WHAT IS NEEDED:
From the first line to the last, print the data exactly as it appears.

[Web page and app entries]
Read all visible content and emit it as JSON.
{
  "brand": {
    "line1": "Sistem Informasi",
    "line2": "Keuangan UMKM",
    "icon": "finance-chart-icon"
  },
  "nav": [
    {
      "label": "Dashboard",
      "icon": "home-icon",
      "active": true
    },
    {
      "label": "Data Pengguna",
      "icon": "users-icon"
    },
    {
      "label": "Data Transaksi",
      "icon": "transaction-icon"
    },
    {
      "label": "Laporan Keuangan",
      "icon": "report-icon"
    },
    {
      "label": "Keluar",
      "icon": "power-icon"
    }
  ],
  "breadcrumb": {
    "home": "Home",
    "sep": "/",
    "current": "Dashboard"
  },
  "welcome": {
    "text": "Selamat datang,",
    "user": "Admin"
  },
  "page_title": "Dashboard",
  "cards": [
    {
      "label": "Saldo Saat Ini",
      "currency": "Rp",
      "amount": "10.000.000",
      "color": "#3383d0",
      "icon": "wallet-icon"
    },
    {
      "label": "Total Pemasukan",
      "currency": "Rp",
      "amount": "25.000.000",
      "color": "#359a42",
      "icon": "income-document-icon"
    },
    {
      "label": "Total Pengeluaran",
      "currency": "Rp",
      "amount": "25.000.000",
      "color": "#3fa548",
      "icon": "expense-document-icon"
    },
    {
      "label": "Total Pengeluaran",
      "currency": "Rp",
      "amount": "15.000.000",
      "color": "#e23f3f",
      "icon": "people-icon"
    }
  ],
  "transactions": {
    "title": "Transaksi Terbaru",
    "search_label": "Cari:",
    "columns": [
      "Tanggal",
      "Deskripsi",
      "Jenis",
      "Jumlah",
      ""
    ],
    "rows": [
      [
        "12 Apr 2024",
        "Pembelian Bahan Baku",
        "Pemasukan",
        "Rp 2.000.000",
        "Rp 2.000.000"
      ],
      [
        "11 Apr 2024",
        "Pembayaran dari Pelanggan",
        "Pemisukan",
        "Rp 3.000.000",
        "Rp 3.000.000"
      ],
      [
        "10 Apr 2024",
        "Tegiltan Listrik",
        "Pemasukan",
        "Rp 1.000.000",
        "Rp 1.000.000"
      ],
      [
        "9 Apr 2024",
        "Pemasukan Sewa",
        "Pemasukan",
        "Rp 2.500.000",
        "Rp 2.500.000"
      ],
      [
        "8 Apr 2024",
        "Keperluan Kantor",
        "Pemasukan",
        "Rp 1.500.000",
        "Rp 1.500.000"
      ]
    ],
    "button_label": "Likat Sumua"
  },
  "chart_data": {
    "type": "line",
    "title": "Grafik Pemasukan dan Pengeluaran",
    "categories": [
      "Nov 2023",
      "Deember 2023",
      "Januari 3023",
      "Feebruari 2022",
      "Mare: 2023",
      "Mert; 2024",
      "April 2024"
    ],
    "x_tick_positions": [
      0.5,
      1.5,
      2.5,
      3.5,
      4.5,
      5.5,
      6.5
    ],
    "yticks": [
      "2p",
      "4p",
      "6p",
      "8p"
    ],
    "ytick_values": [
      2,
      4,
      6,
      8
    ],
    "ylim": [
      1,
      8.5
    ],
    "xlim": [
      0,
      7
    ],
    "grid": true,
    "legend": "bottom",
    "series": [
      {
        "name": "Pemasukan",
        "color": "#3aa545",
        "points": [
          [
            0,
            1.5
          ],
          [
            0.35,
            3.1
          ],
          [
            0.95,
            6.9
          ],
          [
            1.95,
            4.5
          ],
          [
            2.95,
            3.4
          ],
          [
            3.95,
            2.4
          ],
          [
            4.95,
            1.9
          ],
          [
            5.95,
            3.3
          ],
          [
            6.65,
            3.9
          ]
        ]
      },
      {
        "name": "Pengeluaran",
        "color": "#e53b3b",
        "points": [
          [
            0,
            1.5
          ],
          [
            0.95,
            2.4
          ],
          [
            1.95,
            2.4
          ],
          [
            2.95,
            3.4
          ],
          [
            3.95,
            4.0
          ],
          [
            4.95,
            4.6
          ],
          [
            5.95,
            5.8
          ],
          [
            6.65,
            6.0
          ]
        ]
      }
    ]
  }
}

WORKED SOLUTION:
Read all visible content and emit it as JSON.
{
  "brand": {
    "line1": "Sistem Informasi",
    "line2": "Keuangan UMKM",
    "icon": "finance-chart-icon"
  },
  "nav": [
    {
      "label": "Dashboard",
      "icon": "home-icon",
      "active": true
    },
    {
      "label": "Data Pengguna",
      "icon": "users-icon"
    },
    {
      "label": "Data Transaksi",
      "icon": "transaction-icon"
    },
    {
      "label": "Laporan Keuangan",
      "icon": "report-icon"
    },
    {
      "label": "Keluar",
      "icon": "power-icon"
    }
  ],
  "breadcrumb": {
    "home": "Home",
    "sep": "/",
    "current": "Dashboard"
  },
  "welcome": {
    "text": "Selamat datang,",
    "user": "Admin"
  },
  "page_title": "Dashboard",
  "cards": [
    {
      "label": "Saldo Saat Ini",
      "currency": "Rp",
      "amount": "10.000.000",
      "color": "#3383d0",
      "icon": "wallet-icon"
    },
    {
      "label": "Total Pemasukan",
      "currency": "Rp",
      "amount": "25.000.000",
      "color": "#359a42",
      "icon": "income-document-icon"
    },
    {
      "label": "Total Pengeluaran",
      "currency": "Rp",
      "amount": "25.000.000",
      "color": "#3fa548",
      "icon": "expense-document-icon"
    },
    {
      "label": "Total Pengeluaran",
      "currency": "Rp",
      "amount": "15.000.000",
      "color": "#e23f3f",
      "icon": "people-icon"
    }
  ],
  "transactions": {
    "title": "Transaksi Terbaru",
    "search_label": "Cari:",
    "columns": [
      "Tanggal",
      "Deskripsi",
      "Jenis",
      "Jumlah",
      ""
    ],
    "rows": [
      [
        "12 Apr 2024",
        "Pembelian Bahan Baku",
        "Pemasukan",
        "Rp 2.000.000",
        "Rp 2.000.000"
      ],
      [
        "11 Apr 2024",
        "Pembayaran dari Pelanggan",
        "Pemisukan",
        "Rp 3.000.000",
        "Rp 3.000.000"
      ],
      [
        "10 Apr 2024",
        "Tegiltan Listrik",
        "Pemasukan",
        "Rp 1.000.000",
        "Rp 1.000.000"
      ],
      [
        "9 Apr 2024",
        "Pemasukan Sewa",
        "Pemasukan",
        "Rp 2.500.000",
        "Rp 2.500.000"
      ],
      [
        "8 Apr 2024",
        "Keperluan Kantor",
        "Pemasukan",
        "Rp 1.500.000",
        "Rp 1.500.000"
      ]
    ],
    "button_label": "Likat Sumua"
  },
  "chart_data": {
    "type": "line",
    "title": "Grafik Pemasukan dan Pengeluaran",
    "categories": [
      "Nov 2023",
      "Deember 2023",
      "Januari 3023",
      "Feebruari 2022",
      "Mare: 2023",
      "Mert; 2024",
      "April 2024"
    ],
    "x_tick_positions": [
      0.5,
      1.5,
      2.5,
      3.5,
      4.5,
      5.5,
      6.5
    ],
    "yticks": [
      "2p",
      "4p",
      "6p",
      "8p"
    ],
    "ytick_values": [
      2,
      4,
      6,
      8
    ],
    "ylim": [
      1,
      8.5
    ],
    "xlim": [
      0,
      7
    ],
    "grid": true,
    "legend": "bottom",
    "series": [
      {
        "name": "Pemasukan",
        "color": "#3aa545",
        "points": [
          [
            0,
            1.5
          ],
          [
            0.35,
            3.1
          ],
          [
            0.95,
            6.9
          ],
          [
            1.95,
            4.5
          ],
          [
            2.95,
            3.4
          ],
          [
            3.95,
            2.4
          ],
          [
            4.95,
            1.9
          ],
          [
            5.95,
            3.3
          ],
          [
            6.65,
            3.9
          ]
        ]
      },
      {
        "name": "Pengeluaran",
        "color": "#e53b3b",
        "points": [
          [
            0,
            1.5
          ],
          [
            0.95,
            2.4
          ],
          [
            1.95,
            2.4
          ],
          [
            2.95,
            3.4
          ],
          [
            3.95,
            4.0
          ],
          [
            4.95,
            4.6
          ],
          [
            5.95,
            5.8
          ],
          [
            6.65,
            6.0
          ]
        ]
      }
    ]
  }
}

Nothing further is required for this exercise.